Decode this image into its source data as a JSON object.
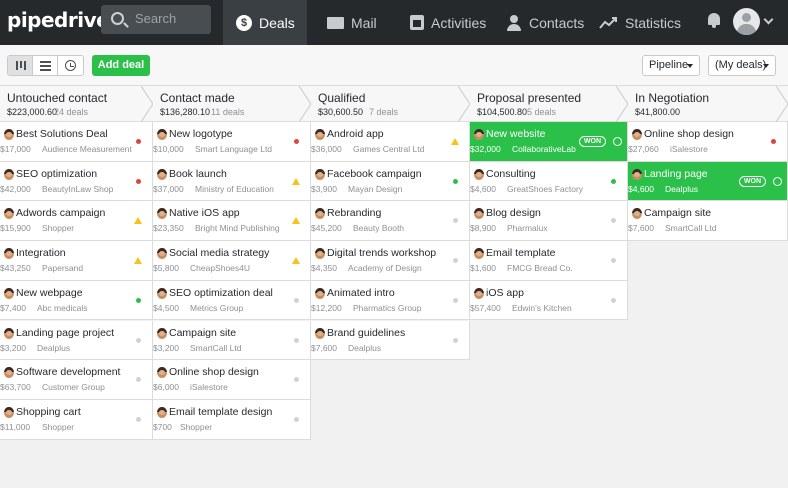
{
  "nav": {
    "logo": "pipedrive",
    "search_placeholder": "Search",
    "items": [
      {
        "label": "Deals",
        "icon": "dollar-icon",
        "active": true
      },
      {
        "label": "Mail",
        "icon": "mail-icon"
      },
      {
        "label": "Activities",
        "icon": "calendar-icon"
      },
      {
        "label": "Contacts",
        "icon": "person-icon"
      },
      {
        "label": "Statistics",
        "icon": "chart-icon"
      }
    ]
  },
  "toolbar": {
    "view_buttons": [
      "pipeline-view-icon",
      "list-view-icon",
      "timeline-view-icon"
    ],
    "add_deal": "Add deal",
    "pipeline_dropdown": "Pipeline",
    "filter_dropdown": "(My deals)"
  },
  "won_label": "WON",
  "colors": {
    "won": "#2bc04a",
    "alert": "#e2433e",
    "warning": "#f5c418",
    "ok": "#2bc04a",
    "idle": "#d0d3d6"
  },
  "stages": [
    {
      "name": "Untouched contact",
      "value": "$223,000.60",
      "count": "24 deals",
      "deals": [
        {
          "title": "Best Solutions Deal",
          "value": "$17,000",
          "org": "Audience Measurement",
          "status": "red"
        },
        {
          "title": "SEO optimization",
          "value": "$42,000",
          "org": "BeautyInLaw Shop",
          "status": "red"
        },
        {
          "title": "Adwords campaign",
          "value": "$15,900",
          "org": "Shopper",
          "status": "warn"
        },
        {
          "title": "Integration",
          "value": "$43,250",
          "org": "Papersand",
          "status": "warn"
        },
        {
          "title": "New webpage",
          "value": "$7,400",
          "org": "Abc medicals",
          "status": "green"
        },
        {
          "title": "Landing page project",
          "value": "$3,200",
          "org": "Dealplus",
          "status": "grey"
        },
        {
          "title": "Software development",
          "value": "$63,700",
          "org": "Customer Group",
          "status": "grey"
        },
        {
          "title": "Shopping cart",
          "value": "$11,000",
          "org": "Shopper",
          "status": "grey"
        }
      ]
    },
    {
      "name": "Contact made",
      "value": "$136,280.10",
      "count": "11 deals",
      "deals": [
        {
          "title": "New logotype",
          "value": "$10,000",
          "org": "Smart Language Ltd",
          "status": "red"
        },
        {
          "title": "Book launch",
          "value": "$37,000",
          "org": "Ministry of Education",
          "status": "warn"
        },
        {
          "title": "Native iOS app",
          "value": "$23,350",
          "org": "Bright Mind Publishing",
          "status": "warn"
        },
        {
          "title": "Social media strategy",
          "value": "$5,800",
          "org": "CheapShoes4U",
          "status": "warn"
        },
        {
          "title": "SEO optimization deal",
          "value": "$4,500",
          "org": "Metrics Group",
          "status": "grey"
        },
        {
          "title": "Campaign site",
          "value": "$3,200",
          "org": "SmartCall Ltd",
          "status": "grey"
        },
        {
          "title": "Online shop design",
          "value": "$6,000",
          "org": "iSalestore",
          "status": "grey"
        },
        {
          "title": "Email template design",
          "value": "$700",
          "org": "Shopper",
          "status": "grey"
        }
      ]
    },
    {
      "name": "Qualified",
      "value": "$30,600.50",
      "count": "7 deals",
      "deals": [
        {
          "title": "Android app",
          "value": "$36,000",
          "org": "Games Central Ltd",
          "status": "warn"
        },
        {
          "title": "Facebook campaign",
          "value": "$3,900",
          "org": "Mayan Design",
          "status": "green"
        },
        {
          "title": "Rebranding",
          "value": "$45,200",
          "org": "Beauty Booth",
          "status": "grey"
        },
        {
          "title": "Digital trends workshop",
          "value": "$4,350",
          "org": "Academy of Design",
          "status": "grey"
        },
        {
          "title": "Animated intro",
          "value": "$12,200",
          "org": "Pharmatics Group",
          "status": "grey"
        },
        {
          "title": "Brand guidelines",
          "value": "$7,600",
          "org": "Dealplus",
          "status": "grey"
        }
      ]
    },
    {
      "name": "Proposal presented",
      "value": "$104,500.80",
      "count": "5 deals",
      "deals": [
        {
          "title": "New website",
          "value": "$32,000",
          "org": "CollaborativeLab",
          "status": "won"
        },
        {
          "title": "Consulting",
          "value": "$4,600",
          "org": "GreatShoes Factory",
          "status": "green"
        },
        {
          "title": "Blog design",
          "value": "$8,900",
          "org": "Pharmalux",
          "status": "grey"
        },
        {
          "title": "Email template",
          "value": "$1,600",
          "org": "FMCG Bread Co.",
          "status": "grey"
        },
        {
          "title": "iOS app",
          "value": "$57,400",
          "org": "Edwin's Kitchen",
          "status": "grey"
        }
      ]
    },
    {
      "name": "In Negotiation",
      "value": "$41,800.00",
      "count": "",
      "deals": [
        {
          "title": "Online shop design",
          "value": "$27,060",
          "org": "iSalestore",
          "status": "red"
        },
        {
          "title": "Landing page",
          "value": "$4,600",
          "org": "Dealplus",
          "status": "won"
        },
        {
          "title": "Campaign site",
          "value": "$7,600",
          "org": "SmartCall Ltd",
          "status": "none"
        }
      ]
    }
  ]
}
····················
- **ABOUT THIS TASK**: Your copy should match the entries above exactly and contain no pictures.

- **TASK RESULT**:
Decode this image into its source data as a JSON object.
{
  "nav": {
    "logo": "pipedrive",
    "search_placeholder": "Search",
    "items": [
      {
        "label": "Deals",
        "icon": "dollar-icon",
        "active": true
      },
      {
        "label": "Mail",
        "icon": "mail-icon"
      },
      {
        "label": "Activities",
        "icon": "calendar-icon"
      },
      {
        "label": "Contacts",
        "icon": "person-icon"
      },
      {
        "label": "Statistics",
        "icon": "chart-icon"
      }
    ]
  },
  "toolbar": {
    "view_buttons": [
      "pipeline-view-icon",
      "list-view-icon",
      "timeline-view-icon"
    ],
    "add_deal": "Add deal",
    "pipeline_dropdown": "Pipeline",
    "filter_dropdown": "(My deals)"
  },
  "won_label": "WON",
  "colors": {
    "won": "#2bc04a",
    "alert": "#e2433e",
    "warning": "#f5c418",
    "ok": "#2bc04a",
    "idle": "#d0d3d6"
  },
  "stages": [
    {
      "name": "Untouched contact",
      "value": "$223,000.60",
      "count": "24 deals",
      "deals": [
        {
          "title": "Best Solutions Deal",
          "value": "$17,000",
          "org": "Audience Measurement",
          "status": "red"
        },
        {
          "title": "SEO optimization",
          "value": "$42,000",
          "org": "BeautyInLaw Shop",
          "status": "red"
        },
        {
          "title": "Adwords campaign",
          "value": "$15,900",
          "org": "Shopper",
          "status": "warn"
        },
        {
          "title": "Integration",
          "value": "$43,250",
          "org": "Papersand",
          "status": "warn"
        },
        {
          "title": "New webpage",
          "value": "$7,400",
          "org": "Abc medicals",
          "status": "green"
        },
        {
          "title": "Landing page project",
          "value": "$3,200",
          "org": "Dealplus",
          "status": "grey"
        },
        {
          "title": "Software development",
          "value": "$63,700",
          "org": "Customer Group",
          "status": "grey"
        },
        {
          "title": "Shopping cart",
          "value": "$11,000",
          "org": "Shopper",
          "status": "grey"
        }
      ]
    },
    {
      "name": "Contact made",
      "value": "$136,280.10",
      "count": "11 deals",
      "deals": [
        {
          "title": "New logotype",
          "value": "$10,000",
          "org": "Smart Language Ltd",
          "status": "red"
        },
        {
          "title": "Book launch",
          "value": "$37,000",
          "org": "Ministry of Education",
          "status": "warn"
        },
        {
          "title": "Native iOS app",
          "value": "$23,350",
          "org": "Bright Mind Publishing",
          "status": "warn"
        },
        {
          "title": "Social media strategy",
          "value": "$5,800",
          "org": "CheapShoes4U",
          "status": "warn"
        },
        {
          "title": "SEO optimization deal",
          "value": "$4,500",
          "org": "Metrics Group",
          "status": "grey"
        },
        {
          "title": "Campaign site",
          "value": "$3,200",
          "org": "SmartCall Ltd",
          "status": "grey"
        },
        {
          "title": "Online shop design",
          "value": "$6,000",
          "org": "iSalestore",
          "status": "grey"
        },
        {
          "title": "Email template design",
          "value": "$700",
          "org": "Shopper",
          "status": "grey"
        }
      ]
    },
    {
      "name": "Qualified",
      "value": "$30,600.50",
      "count": "7 deals",
      "deals": [
        {
          "title": "Android app",
          "value": "$36,000",
          "org": "Games Central Ltd",
          "status": "warn"
        },
        {
          "title": "Facebook campaign",
          "value": "$3,900",
          "org": "Mayan Design",
          "status": "green"
        },
        {
          "title": "Rebranding",
          "value": "$45,200",
          "org": "Beauty Booth",
          "status": "grey"
        },
        {
          "title": "Digital trends workshop",
          "value": "$4,350",
          "org": "Academy of Design",
          "status": "grey"
        },
        {
          "title": "Animated intro",
          "value": "$12,200",
          "org": "Pharmatics Group",
          "status": "grey"
        },
        {
          "title": "Brand guidelines",
          "value": "$7,600",
          "org": "Dealplus",
          "status": "grey"
        }
      ]
    },
    {
      "name": "Proposal presented",
      "value": "$104,500.80",
      "count": "5 deals",
      "deals": [
        {
          "title": "New website",
          "value": "$32,000",
          "org": "CollaborativeLab",
          "status": "won"
        },
        {
          "title": "Consulting",
          "value": "$4,600",
          "org": "GreatShoes Factory",
          "status": "green"
        },
        {
          "title": "Blog design",
          "value": "$8,900",
          "org": "Pharmalux",
          "status": "grey"
        },
        {
          "title": "Email template",
          "value": "$1,600",
          "org": "FMCG Bread Co.",
          "status": "grey"
        },
        {
          "title": "iOS app",
          "value": "$57,400",
          "org": "Edwin's Kitchen",
          "status": "grey"
        }
      ]
    },
    {
      "name": "In Negotiation",
      "value": "$41,800.00",
      "count": "",
      "deals": [
        {
          "title": "Online shop design",
          "value": "$27,060",
          "org": "iSalestore",
          "status": "red"
        },
        {
          "title": "Landing page",
          "value": "$4,600",
          "org": "Dealplus",
          "status": "won"
        },
        {
          "title": "Campaign site",
          "value": "$7,600",
          "org": "SmartCall Ltd",
          "status": "none"
        }
      ]
    }
  ]
}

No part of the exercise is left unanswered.